Try to make a pact between all team members before the race that whatever happens during the race you will all at least be civil to each other after the race. Hopefully as crew or rider you will bond with most of your team (and these bonds can be very deep and last a lifetime), but don’t be surprised if there are some team members whom you may not want to interact with again – at least not for a while. This is ok – respect each other’s personal space, but again, try to be forgiving, and stay civil. Recognize that you’re now outside of the confines of the race and back to “normal” life. Leave any petty squabbles behind, take the high road, and focus on the positives.
The only way to learn from our mistakes is to recognize them and understand them. Conduct a post-mortem after the race to learn from the experience, especially if you plan to race again. After a race I will send out a questionnaire to crew members to try and gather their feedback. I ask about all aspects of the race – the pre race planning/communication, race execution, supplies, leadership, teamwork, etc. I ask what worked and what didn’t in all areas – with regard to managing the rider as well as with regard to managing the crew. Remember, as a rider you only see a small slice of what is happening during a race, so this feedback can be very enlightening and helpful! Encourage crew to be honest, be accepting of this feedback, and use it to try and improve your next race experience for all involved.

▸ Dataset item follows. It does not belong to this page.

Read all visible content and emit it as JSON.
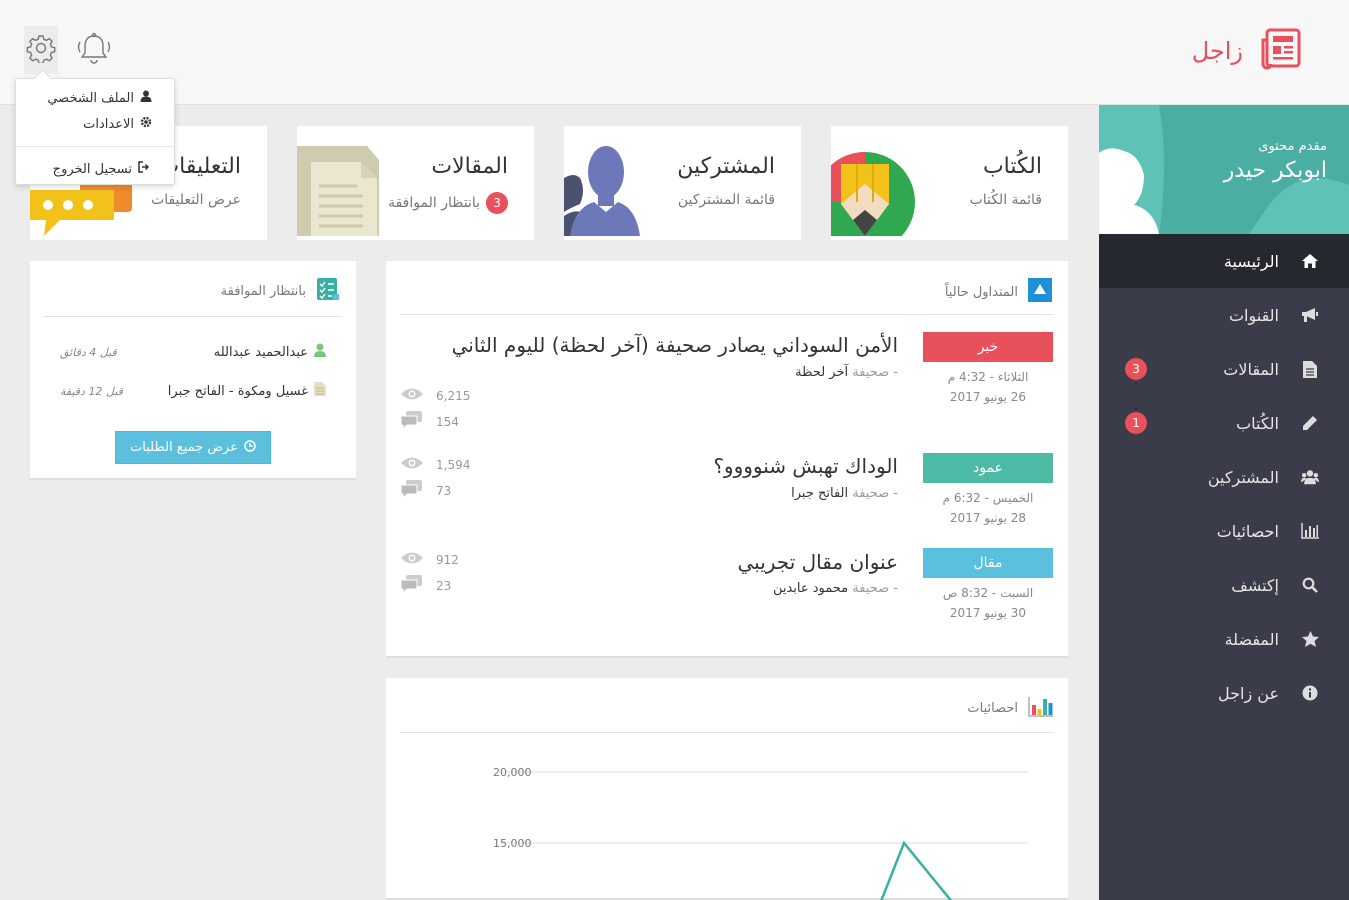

Following these guidelines is by no means a guarantee that you’re going to have a “perfect” race, or even that you’re going to finish, but you will at least arrive at the start line with a crew who are prepared for the journey ahead. Rider and crew will still be tested mightily on the race course, but you will be much more prepared to rise and meet those challenges head on. Your overall race experience will also be much more pleasant, positive, and safer for everyone involved. Hopefully you’ll all be able to walk away from the race as friends who have great respect for each other and who would work together again, and you’ll have memories and stories that will last a lifetime!